Labour has renewed calls for a "cradle-to-grave" National Education Service, after a "catastrophic fall" in adult learners.
Shadow education minister Gordon Marsden has called for action, saying government cuts have led to fewer adults choosing to study later in life.
Labour says millions of adults in the UK lack basic skills and are unable to access education and training.
The government says further education and skills is a priority.
Labour's says its Nation Education Service - a 2017 manifesto pledge - would be "free at the point of use" and "open to all regardless of age, background or circumstance".
A learner-centred system could help reverse the decline in adult learning, according to the party's Lifelong Learning Commission.
The commission's interim report says that "lifelong learning should ensure that all individuals can access the high-quality education and training they need throughout their lives, to improve their lives and their life chances".
The report quotes 2018 figures from the Institute for Fiscal Studies, suggesting that funding for adult learning and apprenticeships has fallen by 45% in real terms since 2009-10.
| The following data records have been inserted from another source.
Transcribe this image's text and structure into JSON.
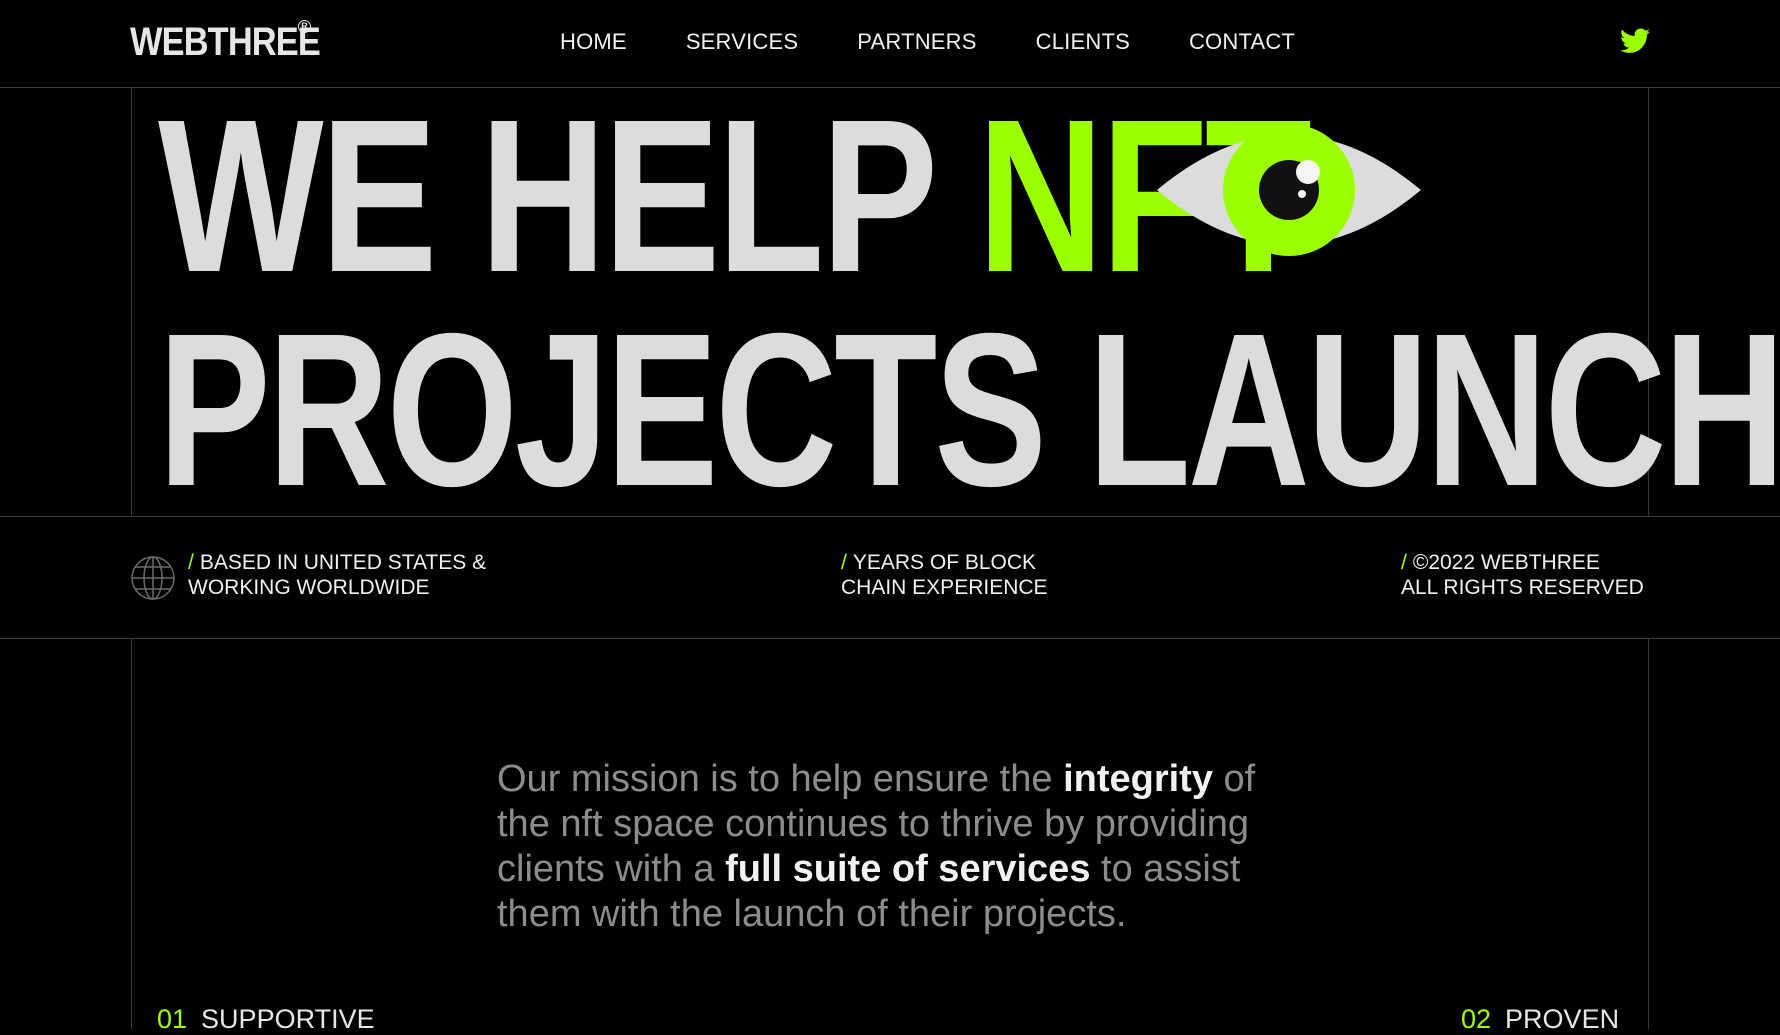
{
  "header": {
    "logo": "WEBTHREE",
    "logo_mark": "R",
    "nav": [
      "HOME",
      "SERVICES",
      "PARTNERS",
      "CLIENTS",
      "CONTACT"
    ],
    "social_icon": "twitter-icon"
  },
  "hero": {
    "line1_part1": "WE HELP ",
    "line1_accent": "NFT",
    "line2": "PROJECTS LAUNCH.",
    "illustration": "eye-icon"
  },
  "info": {
    "location_line1": "BASED IN UNITED STATES &",
    "location_line2": "WORKING WORLDWIDE",
    "experience_line1": "YEARS OF BLOCK",
    "experience_line2": "CHAIN EXPERIENCE",
    "copyright_line1": "©2022 WEBTHREE",
    "copyright_line2": "ALL RIGHTS RESERVED",
    "slash": "/",
    "globe_icon": "globe-icon"
  },
  "mission": {
    "part1": "Our mission is to help ensure the ",
    "bold1": "integrity",
    "part2": " of the nft space continues to thrive by providing clients with a ",
    "bold2": "full suite of services",
    "part3": " to assist them with the launch of their projects."
  },
  "features": [
    {
      "num": "01",
      "label": "SUPPORTIVE"
    },
    {
      "num": "02",
      "label": "PROVEN"
    }
  ],
  "colors": {
    "background": "#000000",
    "accent": "#9cff00",
    "text": "#dcdcdc",
    "muted": "#8c8c8c",
    "lines": "#3a3a3a"
  }
}
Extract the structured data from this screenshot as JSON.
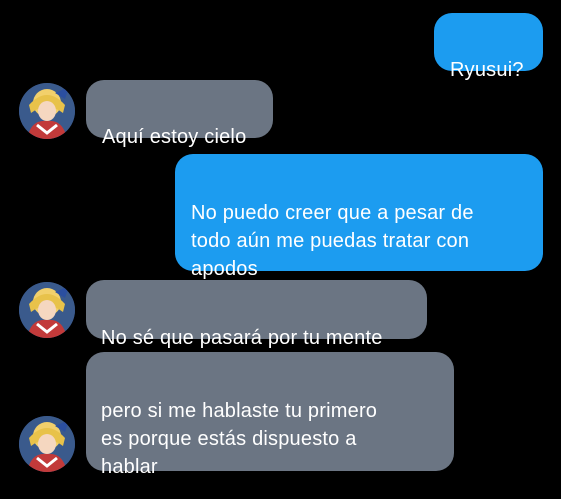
{
  "conversation": {
    "messages": [
      {
        "sender": "me",
        "text": "Ryusui?"
      },
      {
        "sender": "contact",
        "text": "Aquí estoy cielo"
      },
      {
        "sender": "me",
        "text": "No puedo creer que a pesar de\ntodo aún me puedas tratar con\napodos"
      },
      {
        "sender": "contact",
        "text": "No sé que pasará por tu mente"
      },
      {
        "sender": "contact",
        "text": "pero si me hablaste tu primero\nes porque estás dispuesto a\nhablar"
      }
    ]
  },
  "theme": {
    "background": "#000000",
    "outgoing_bubble": "#1c9cf0",
    "incoming_bubble": "#6b7583",
    "text": "#ffffff"
  },
  "contact": {
    "avatar_icon": "anime-character-avatar-icon"
  }
}
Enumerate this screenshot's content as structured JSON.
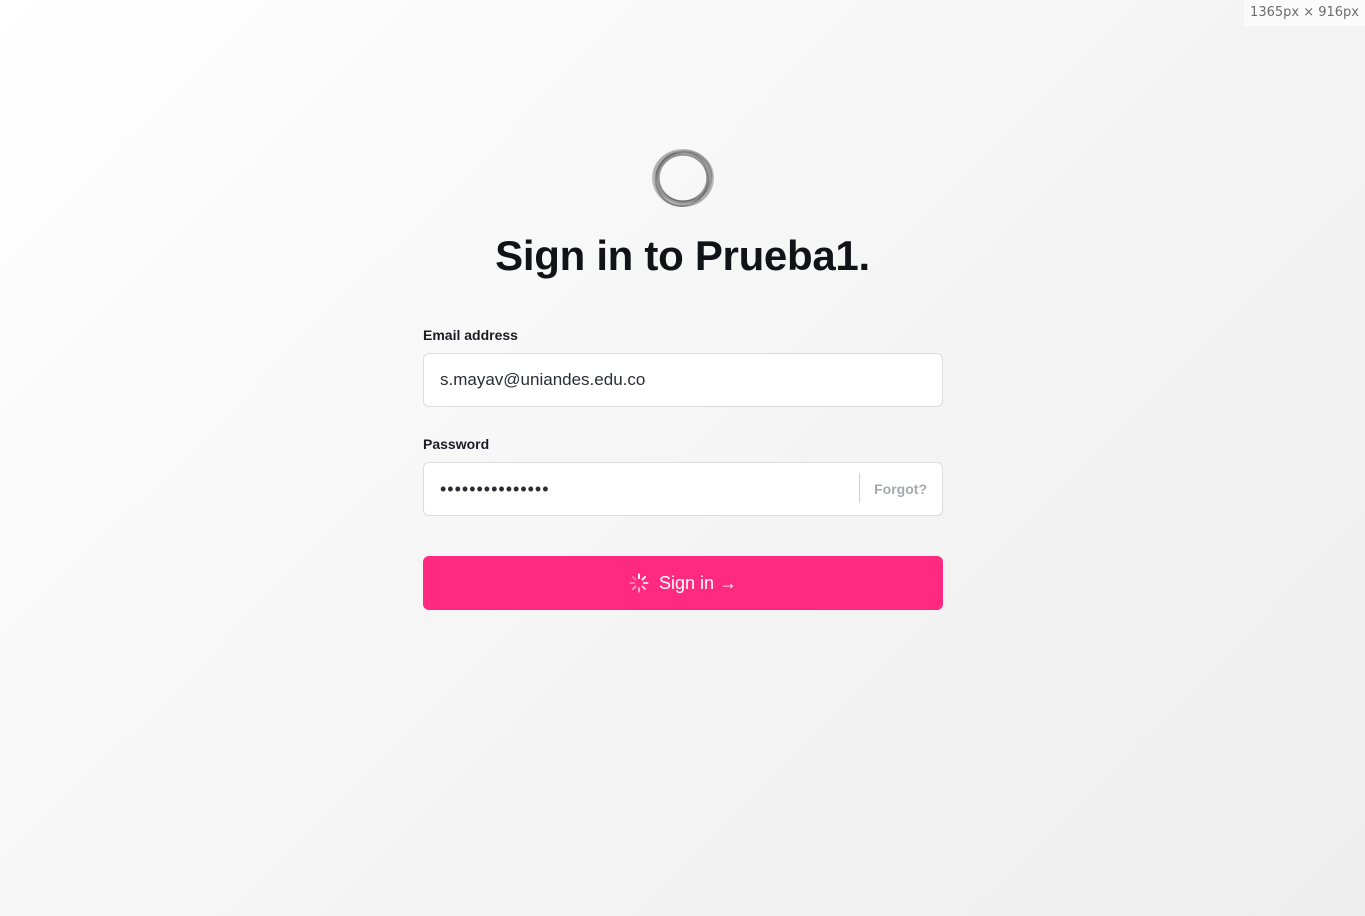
{
  "viewport_indicator": "1365px × 916px",
  "logo": {
    "icon": "ring-logo-icon"
  },
  "title": "Sign in to Prueba1.",
  "form": {
    "email": {
      "label": "Email address",
      "value": "s.mayav@uniandes.edu.co"
    },
    "password": {
      "label": "Password",
      "masked_value": "•••••••••••••••",
      "forgot_label": "Forgot?"
    },
    "submit": {
      "label": "Sign in →",
      "state_icon": "loading-spinner-icon"
    }
  },
  "colors": {
    "accent": "#ff2a7f",
    "text": "#111317",
    "muted": "#a5a8ae",
    "border": "#dcdde0"
  }
}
"Lifelong learning is about social justice and personal empowerment," Mr Marsden said, as well as the reskilling the "country desperately needs".